PARIS • Defending champion Chris Froome said he was relieved to be able to pursue a fifth Tour de France title after being cleared by cycling's governing body of any wrongdoing in a doping case.
On Monday, the case was dropped by the UCI (International Cycling Union) and the World Anti-Doping Agency, following an investigation after excessive levels of asthma drug salbutamol was found in Froome's urine sample during last September's Vuelta a Espana.
Froome won the Giro d'Italia in May while the investigation was still going on, and the Tour organisers had sought to block his registration prior to the long-awaited verdict.
"Now I just want to draw a line in the sand and move on," the 33-year-old told a news conference.
"My aim is to win and go for a Tour-Giro double.
"Doing the Tour de France and the Vuelta (a Espana) last year taught me an amazing amount about how to manage my training... But really, I can't make a prediction about how it's going to go.
"But things finally worked out and I'm free to race now."
Froome believes he has nothing to fear from the French public, after UCI president David Lappartient called for a safe environment for the British rider during the race.
"I just raced the Giro in May with the salbutamol thing hanging over me, and nothing happened there," Froome added.
"In terms of safety, I obviously would encourage fans of the sport to come watch the race and, if you are not necessarily a Chris Froome fan or a Sky fan, come to the race and put a jersey on of another team you do support. That would be my advice."
Froome's team director Dave Brailsford said Sky were used to operating in a tense atmosphere and slammed the way the information about the rider's test for salbutamol was leaked.
"This is not the first time there has been this (negative) feeling (against the team)," he said when asked about reports in recent days, suggesting Sky may be targeted.
"We knew Chris was innocent from the start, and it was awful the way this information that should never have been released was leaked. It wasn't even technically an 'AAF' (adverse analytical finding) and few people understood this subtle difference."
Brailsford also praised Froome's strength of character after being wrongly accused.

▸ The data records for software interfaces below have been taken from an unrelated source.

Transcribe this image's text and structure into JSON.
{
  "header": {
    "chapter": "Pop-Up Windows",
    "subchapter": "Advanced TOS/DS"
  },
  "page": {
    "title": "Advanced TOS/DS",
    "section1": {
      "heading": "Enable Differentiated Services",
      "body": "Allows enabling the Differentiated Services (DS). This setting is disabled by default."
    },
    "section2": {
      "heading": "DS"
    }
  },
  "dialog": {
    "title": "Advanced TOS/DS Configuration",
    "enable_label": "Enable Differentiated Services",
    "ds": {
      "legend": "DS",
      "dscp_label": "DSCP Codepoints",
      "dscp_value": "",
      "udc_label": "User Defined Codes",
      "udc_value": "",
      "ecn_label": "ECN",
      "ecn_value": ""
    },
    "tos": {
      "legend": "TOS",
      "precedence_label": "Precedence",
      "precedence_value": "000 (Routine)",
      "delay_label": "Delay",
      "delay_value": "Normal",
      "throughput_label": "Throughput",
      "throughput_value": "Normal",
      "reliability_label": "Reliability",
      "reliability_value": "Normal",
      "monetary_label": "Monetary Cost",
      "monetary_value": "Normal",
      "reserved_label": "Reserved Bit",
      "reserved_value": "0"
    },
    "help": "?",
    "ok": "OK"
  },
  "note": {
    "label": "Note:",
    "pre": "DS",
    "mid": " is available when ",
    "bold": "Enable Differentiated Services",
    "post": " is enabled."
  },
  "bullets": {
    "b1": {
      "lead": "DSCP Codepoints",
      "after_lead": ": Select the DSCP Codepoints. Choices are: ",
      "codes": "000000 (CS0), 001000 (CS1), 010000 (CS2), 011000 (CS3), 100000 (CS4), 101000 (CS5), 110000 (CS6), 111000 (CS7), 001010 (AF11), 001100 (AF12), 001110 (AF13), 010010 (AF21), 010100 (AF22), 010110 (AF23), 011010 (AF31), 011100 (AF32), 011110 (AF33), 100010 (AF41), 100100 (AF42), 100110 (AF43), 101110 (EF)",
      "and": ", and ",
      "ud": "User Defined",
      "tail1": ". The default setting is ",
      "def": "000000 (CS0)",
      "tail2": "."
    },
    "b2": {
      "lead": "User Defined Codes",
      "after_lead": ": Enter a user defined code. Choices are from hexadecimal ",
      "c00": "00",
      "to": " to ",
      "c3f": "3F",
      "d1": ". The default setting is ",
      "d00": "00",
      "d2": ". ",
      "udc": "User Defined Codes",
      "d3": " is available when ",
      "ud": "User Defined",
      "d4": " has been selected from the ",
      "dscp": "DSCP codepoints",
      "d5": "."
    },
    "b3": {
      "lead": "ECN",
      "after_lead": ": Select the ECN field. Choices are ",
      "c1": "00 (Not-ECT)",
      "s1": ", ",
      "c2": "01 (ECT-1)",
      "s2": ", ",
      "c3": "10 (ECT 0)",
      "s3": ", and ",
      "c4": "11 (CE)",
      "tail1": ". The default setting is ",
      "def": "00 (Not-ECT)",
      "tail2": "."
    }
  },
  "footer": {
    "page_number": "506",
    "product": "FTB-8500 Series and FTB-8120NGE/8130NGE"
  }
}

"Chris has shown great strength and integrity while also maintaining his form, he won the Giro under those conditions," he said.
REUTERS, AGENCE FRANCE-PRESSE